### What is being asked:
Where the string "JSON" appears in a line of the data, show that line.

--- The data Enclosed Below ---

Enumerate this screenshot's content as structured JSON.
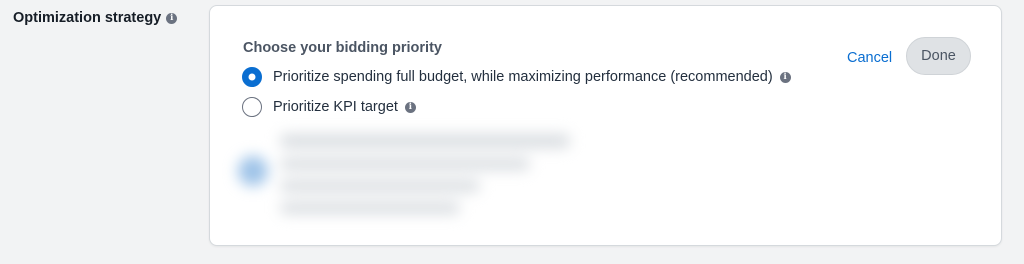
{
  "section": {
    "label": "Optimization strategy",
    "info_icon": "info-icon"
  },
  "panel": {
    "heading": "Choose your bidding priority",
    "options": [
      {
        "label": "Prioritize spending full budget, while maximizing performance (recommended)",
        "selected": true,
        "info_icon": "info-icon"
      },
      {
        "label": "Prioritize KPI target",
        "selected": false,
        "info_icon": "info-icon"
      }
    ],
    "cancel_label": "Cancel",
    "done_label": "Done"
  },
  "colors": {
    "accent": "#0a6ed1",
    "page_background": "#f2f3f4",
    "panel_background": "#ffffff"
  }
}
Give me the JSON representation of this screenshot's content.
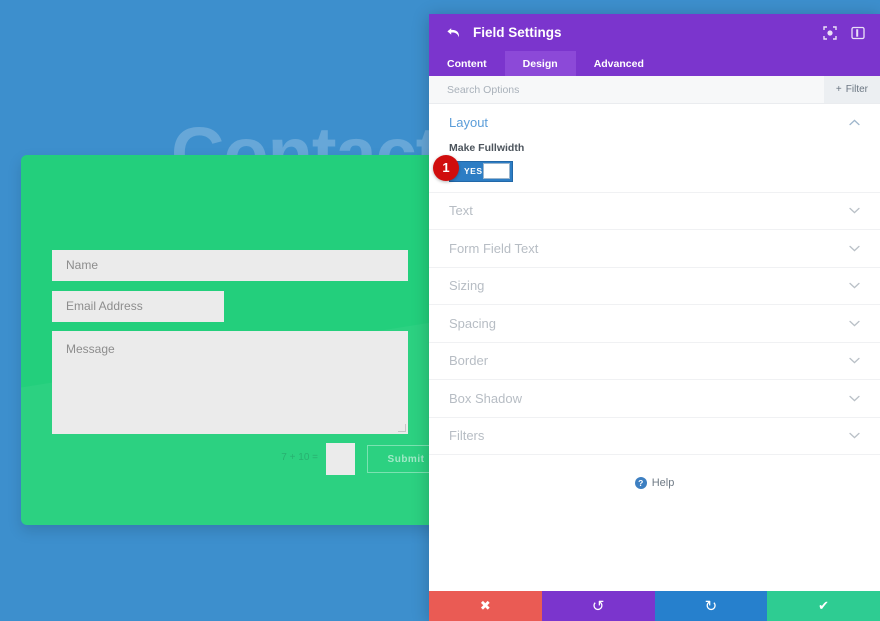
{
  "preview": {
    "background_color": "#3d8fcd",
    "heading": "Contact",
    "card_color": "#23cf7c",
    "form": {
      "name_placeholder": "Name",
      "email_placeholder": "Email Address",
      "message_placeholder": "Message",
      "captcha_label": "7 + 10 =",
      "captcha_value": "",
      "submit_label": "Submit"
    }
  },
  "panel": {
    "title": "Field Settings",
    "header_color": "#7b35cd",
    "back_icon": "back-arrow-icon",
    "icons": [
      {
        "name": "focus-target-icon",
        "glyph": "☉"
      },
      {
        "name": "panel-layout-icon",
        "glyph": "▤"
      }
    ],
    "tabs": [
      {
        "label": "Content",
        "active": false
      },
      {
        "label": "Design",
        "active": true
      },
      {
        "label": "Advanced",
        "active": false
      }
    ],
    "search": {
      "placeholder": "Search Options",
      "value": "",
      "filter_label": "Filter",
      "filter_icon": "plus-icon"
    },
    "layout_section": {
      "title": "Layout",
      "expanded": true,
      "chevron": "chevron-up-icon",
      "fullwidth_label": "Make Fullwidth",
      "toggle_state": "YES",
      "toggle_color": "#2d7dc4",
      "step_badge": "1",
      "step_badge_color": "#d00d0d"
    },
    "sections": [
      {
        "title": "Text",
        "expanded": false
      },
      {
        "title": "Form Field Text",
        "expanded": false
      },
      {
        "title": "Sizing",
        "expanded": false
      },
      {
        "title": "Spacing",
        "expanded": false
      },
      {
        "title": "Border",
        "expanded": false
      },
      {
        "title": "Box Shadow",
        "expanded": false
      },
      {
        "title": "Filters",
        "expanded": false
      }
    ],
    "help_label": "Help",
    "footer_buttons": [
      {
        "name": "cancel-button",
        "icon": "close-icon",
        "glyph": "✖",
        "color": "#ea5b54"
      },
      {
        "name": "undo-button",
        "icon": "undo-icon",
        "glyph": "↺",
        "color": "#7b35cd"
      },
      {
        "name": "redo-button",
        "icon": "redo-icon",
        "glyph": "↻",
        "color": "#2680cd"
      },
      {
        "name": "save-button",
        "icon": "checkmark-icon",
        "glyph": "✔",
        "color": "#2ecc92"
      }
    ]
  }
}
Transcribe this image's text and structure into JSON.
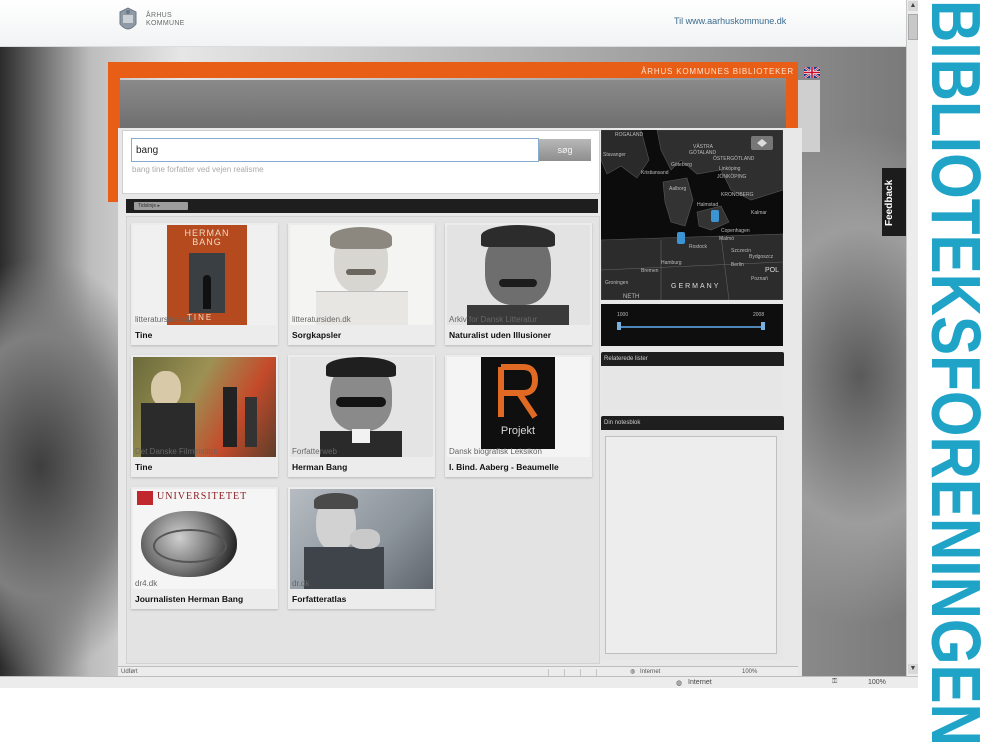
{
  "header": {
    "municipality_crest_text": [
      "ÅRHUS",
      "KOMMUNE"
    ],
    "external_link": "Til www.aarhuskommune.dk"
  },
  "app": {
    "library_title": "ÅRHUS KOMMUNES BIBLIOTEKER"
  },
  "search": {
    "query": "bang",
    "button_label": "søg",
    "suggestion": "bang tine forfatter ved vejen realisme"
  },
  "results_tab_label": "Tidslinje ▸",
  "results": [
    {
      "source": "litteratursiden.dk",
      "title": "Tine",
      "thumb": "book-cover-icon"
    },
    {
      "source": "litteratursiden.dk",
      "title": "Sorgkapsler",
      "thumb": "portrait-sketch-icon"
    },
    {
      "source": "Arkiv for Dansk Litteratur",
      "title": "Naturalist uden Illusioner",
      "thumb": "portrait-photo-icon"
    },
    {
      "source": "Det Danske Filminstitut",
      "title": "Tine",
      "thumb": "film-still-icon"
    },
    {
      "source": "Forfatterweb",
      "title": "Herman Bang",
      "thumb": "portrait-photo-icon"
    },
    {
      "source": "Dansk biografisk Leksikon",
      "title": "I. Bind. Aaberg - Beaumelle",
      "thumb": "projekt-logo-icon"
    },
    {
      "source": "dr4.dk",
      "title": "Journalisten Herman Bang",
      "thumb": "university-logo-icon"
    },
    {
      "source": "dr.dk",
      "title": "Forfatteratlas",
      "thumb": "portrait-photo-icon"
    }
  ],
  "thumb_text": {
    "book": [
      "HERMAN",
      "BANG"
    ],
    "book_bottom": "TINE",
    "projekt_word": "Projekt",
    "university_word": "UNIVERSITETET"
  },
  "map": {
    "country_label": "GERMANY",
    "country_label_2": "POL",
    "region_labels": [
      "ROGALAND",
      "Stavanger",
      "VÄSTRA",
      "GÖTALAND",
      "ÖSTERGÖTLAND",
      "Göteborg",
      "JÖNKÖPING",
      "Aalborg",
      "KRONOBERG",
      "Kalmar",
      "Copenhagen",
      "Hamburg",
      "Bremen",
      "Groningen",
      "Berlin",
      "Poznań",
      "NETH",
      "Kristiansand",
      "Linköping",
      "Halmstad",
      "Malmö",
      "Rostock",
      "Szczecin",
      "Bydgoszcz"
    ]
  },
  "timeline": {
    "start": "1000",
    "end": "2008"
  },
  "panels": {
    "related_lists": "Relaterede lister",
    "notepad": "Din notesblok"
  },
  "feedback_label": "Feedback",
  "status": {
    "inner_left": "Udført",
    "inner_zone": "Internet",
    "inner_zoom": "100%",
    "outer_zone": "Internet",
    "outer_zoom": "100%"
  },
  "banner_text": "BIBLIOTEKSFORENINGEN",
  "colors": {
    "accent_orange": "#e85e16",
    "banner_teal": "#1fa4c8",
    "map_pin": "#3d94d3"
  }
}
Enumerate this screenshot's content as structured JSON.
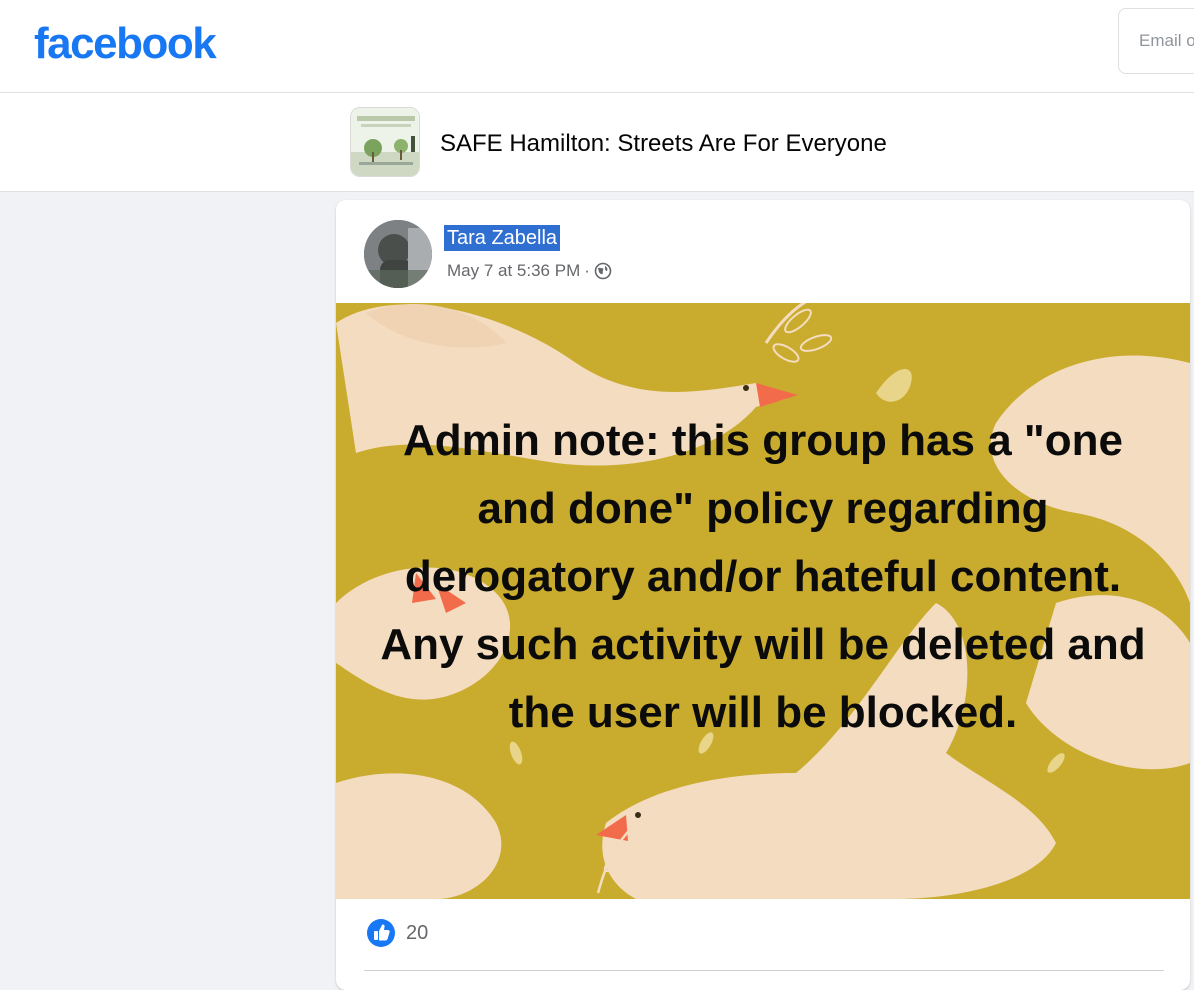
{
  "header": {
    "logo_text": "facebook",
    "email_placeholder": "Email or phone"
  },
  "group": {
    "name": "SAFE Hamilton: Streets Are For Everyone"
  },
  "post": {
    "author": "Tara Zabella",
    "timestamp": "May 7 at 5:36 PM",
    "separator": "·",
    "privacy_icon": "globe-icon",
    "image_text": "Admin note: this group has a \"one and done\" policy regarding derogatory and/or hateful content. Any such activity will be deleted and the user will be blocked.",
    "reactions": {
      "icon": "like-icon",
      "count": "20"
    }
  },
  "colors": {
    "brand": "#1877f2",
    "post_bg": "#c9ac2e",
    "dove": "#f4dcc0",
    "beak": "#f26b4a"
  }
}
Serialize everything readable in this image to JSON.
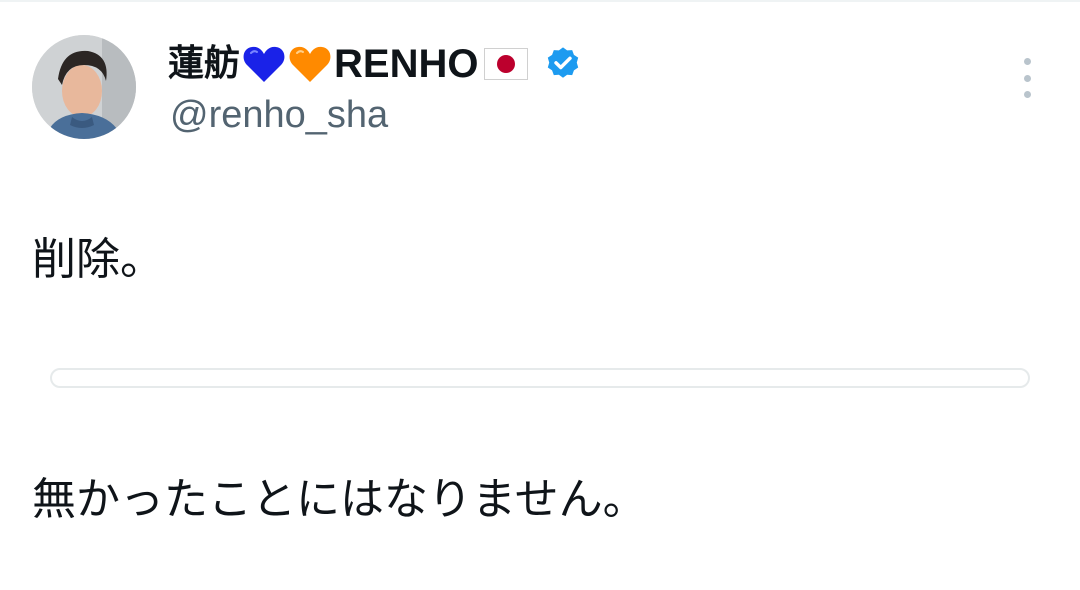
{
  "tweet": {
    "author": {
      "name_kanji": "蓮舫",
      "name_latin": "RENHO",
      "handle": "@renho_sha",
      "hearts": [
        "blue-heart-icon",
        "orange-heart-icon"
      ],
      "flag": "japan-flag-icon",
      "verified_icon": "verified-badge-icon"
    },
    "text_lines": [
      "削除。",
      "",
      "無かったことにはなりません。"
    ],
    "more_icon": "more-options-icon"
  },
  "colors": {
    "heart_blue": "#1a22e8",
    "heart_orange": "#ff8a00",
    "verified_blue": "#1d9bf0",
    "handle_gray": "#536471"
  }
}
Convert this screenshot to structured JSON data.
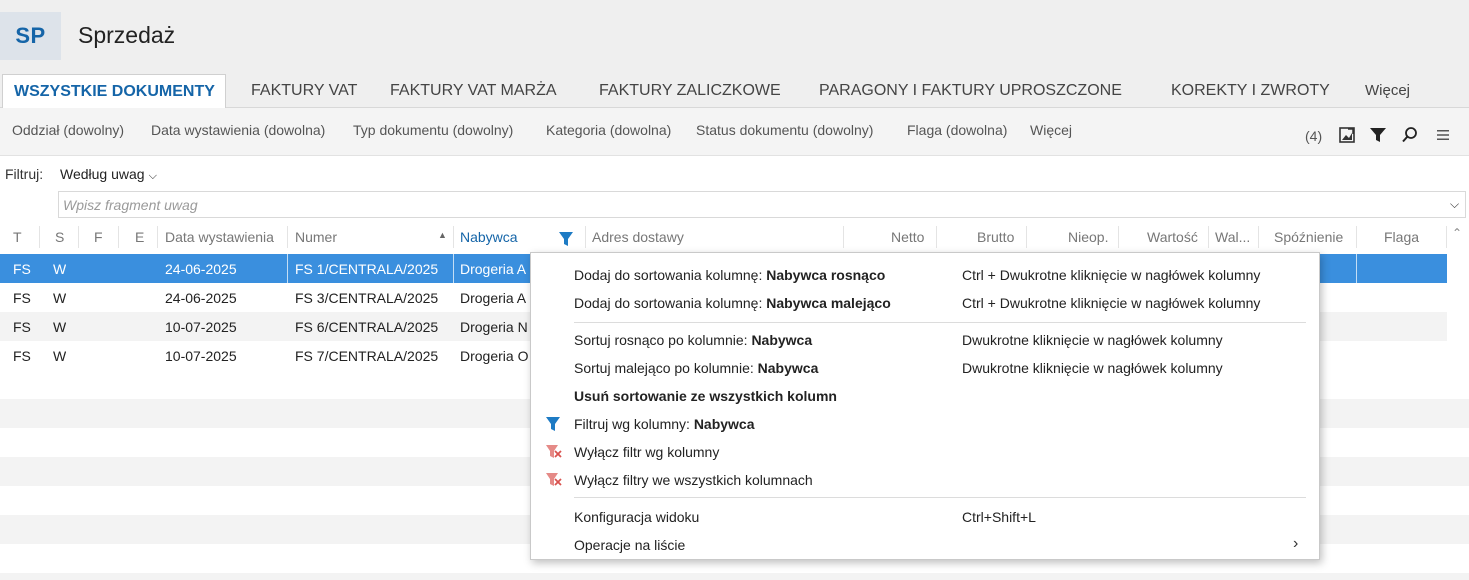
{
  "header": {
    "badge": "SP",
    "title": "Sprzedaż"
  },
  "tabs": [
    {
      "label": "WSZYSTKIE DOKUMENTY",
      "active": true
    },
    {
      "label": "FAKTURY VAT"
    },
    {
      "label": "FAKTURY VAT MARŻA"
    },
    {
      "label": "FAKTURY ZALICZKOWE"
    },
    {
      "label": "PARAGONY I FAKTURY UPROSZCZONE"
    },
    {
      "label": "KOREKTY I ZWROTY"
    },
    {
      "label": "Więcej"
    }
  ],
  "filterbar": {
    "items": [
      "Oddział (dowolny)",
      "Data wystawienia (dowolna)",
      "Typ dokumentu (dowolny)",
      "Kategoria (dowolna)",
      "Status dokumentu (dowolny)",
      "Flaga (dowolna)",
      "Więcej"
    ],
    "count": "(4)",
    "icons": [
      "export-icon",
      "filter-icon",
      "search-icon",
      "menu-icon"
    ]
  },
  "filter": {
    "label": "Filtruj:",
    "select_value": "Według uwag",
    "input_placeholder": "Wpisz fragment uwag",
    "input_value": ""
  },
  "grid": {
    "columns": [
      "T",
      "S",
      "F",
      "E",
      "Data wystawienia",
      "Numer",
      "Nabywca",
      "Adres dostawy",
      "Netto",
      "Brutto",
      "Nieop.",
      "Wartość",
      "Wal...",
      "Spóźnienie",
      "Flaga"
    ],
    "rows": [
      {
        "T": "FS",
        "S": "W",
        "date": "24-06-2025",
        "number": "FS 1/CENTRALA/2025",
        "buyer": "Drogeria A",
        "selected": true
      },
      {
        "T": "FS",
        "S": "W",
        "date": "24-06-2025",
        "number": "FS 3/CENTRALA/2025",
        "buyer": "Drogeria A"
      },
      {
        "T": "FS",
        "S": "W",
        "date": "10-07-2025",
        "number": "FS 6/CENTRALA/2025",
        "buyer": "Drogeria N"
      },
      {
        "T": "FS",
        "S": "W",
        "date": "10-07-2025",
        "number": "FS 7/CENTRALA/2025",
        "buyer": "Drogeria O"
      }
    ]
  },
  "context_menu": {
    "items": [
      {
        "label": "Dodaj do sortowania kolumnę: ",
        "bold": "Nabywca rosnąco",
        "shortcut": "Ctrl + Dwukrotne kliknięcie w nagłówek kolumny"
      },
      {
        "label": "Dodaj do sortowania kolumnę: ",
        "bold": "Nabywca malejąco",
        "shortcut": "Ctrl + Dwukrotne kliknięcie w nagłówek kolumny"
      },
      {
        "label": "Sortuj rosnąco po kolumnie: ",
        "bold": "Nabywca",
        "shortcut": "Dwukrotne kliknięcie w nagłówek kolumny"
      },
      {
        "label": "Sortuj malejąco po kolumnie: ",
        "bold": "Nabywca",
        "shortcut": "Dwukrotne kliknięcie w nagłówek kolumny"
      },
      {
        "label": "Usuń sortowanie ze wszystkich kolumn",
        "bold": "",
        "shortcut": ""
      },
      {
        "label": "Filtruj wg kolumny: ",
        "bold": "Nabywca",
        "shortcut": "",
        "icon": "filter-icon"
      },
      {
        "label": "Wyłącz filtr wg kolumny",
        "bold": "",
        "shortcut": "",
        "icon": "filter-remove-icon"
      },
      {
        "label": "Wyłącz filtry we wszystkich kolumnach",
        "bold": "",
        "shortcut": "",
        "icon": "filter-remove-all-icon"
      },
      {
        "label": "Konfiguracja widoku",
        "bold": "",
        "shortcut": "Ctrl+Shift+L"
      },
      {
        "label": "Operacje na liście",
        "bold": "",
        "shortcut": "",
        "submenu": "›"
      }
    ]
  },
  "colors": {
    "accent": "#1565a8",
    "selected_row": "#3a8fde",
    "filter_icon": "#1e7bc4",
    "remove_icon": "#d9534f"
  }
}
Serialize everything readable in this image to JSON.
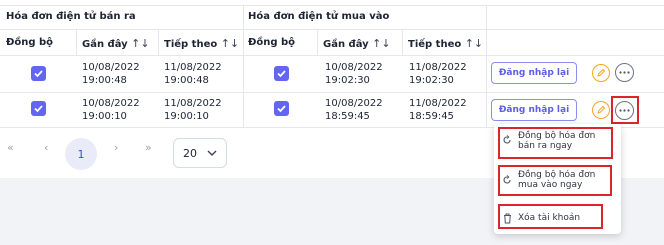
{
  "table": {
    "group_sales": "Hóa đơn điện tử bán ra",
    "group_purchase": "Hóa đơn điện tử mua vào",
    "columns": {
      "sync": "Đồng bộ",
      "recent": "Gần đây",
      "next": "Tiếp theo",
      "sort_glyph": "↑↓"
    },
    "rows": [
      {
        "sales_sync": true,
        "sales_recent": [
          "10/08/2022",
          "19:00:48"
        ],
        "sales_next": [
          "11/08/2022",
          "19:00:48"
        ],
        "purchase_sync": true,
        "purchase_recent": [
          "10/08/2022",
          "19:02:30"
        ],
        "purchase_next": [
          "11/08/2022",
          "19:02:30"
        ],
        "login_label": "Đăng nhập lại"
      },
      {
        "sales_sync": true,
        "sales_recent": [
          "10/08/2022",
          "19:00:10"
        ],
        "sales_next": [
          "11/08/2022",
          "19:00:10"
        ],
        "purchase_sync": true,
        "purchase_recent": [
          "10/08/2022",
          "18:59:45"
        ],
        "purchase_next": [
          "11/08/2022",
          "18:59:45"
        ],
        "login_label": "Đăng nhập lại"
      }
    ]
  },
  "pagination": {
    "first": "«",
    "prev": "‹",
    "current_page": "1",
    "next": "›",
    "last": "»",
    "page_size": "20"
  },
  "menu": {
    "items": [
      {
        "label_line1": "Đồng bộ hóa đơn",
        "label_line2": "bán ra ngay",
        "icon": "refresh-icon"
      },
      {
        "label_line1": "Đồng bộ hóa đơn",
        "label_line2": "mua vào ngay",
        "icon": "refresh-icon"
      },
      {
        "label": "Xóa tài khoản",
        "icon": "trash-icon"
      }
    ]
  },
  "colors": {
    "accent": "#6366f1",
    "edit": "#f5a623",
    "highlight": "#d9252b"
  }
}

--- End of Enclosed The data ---

### Task output:
Enumerate this screenshot's content as structured JSON.
Give me the JSON representation of this screenshot's content.
Transcribe this image's text and structure into JSON.
Enumerate this screenshot's content as structured JSON.
Serialize everything readable in this image to JSON.
Convert this screenshot to structured JSON data.
Serialize everything readable in this image to JSON.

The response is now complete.